The bunkhouse influenced the design for the main dwelling, whose exterior walls are wrapped in salvaged redwood and corrugated Corten steel. The two-storey home is rectangular in plan and measures 3,900 square feet (362 square metres).
An asymmetrical gabled roof gives the building a distinctive look, and a lack of overhangs is intended to emphasise the home's crisp form. A chimney is set off from the facade and runs up one side of the residence.
Nudged into a gentle slope, the home was built with the aim to minimise disturbance to the site.
"In order to leave the hillside intact and avoid grading, the form is excavated into the site uphill and cantilevered over it downhill," the team said.
The path of the sun influenced certain design decisions. To help reduce heat gain, the smaller side of the off-centre roof is on the west, where the sun is most intense. This elevation also has limited windows.
"Fenestration is limited on this exposure, and is organised like thin, full-height ventilation shutters that reference traditional barn building," the studio added.
The east side of Big Barn house is more transparent. Sash windows and glazed, sliding doors usher in daylight and provide a strong connection to the landscape.
The upper storey holds a master suite and two bedrooms. A steel-grated bridge on the north connects this sleeping level to the hillside.

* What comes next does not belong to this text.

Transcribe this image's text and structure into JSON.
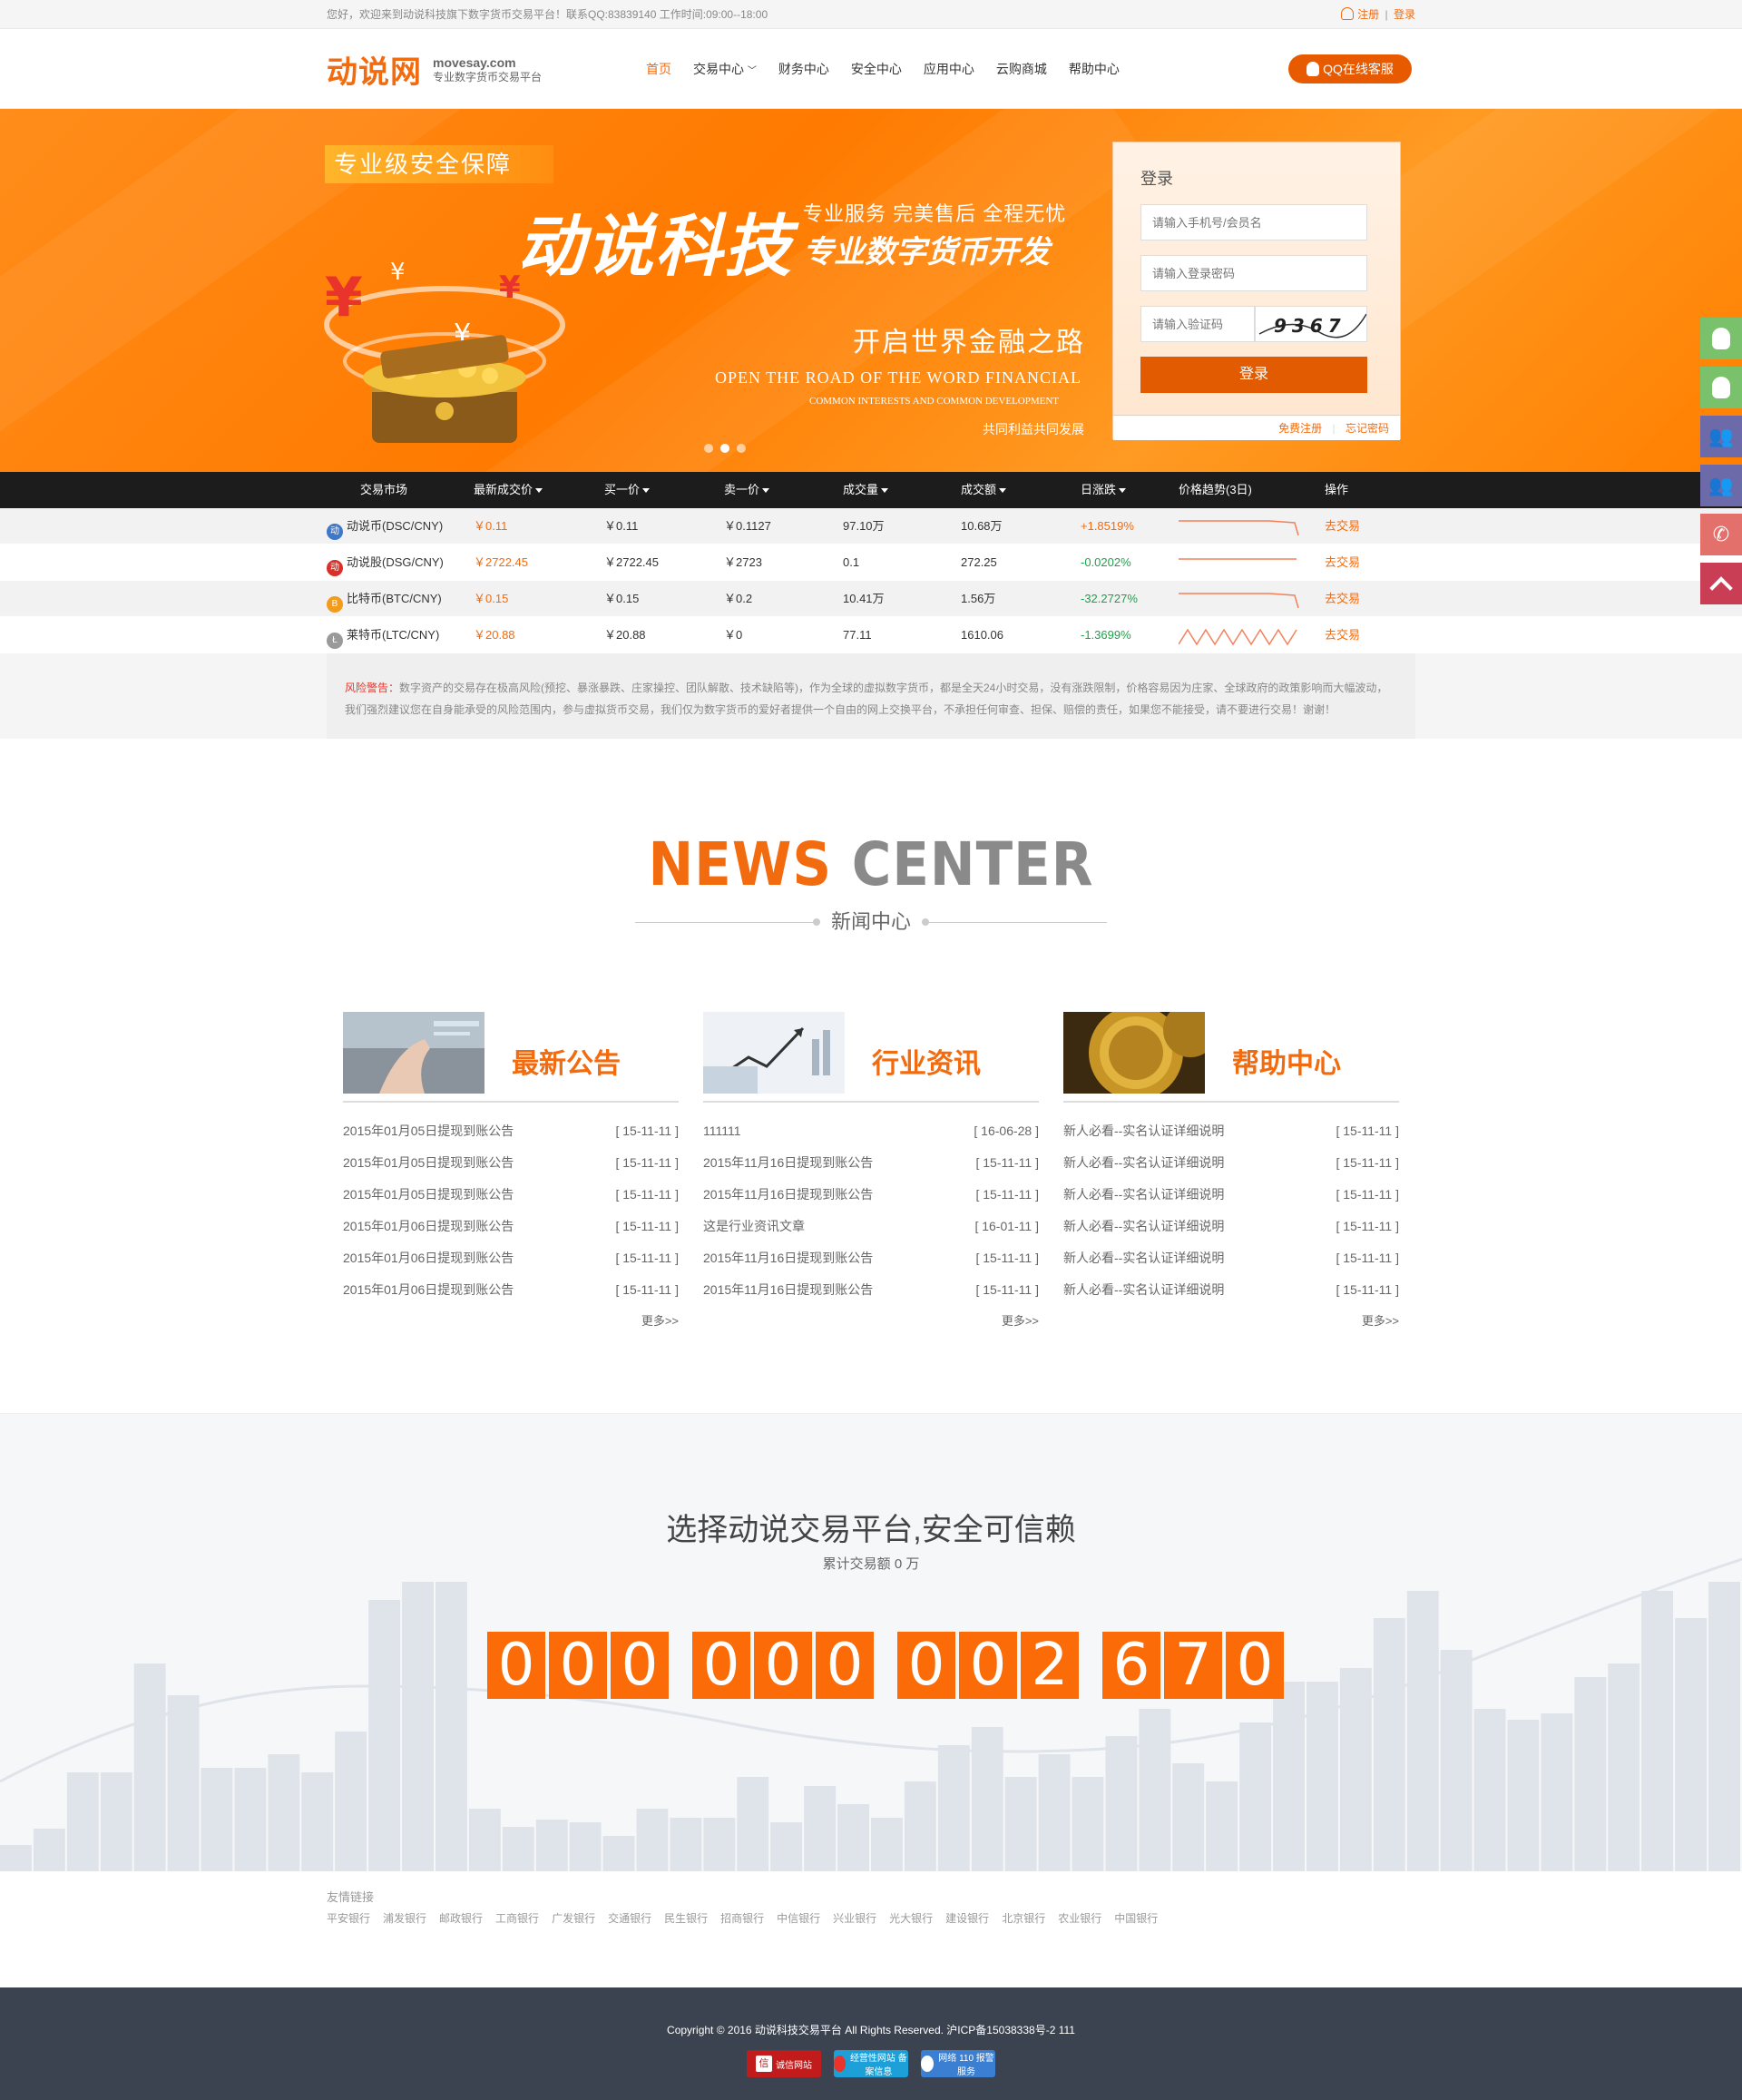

The lower floor encompasses a kitchen, dining area, living room and guest bedrooms. In the great room, a lofty, double-height ceiling "reminds one of the empty, shell-like spaces of barns", the team said.
Openings allow breezes to flow through the home, helping cool spaces naturally, while heat is provided by radiant floors. Energy use is further mitigated through enhanced glazing and insulation, along with efficient mechanical systems.
The team also used naturals finishes inside such as oak to draw upon the surrounding terrain.
Formed by Greg Faulkner in 1998, Faulkner Architects has completed a number of homes in rural settings. Others include a remote getaway surrounded by boulders and a home outside of San Francisco clad in Corten steel panels. The studio has offices in Berkeley and Truckee, both in California.
Photography is by Joe Fletcher unless stated otherwise.
Architect: Faulkner Architects
Contractor: Redhorse Constructors
Civil engineer: Adobe Associates
Structural engineer: CFBR Structural Group
Mechanical engineer: Sugarpine Engineering
Electrical engineer: Sugarpine Engineering
Geotechnical engineer: NV5
Landscape: Michael Boucher Landscape Architecture
Interior design and lighting: Ken Fulk
Pool engineer: Terracon
Pool consultant: Blue Revolution
Construction project manager: Walker Construction Management
Special inspections: PJC & Associates
CALGreen: Gilleran Energy Management
Irrigation design: Dickson & Associates
Arborist: Bartlett Trees
Lighting: Apparatus, Flos, Kreon, Viabizzuno
Appliances: Gaggenau, Subzero, La Cornue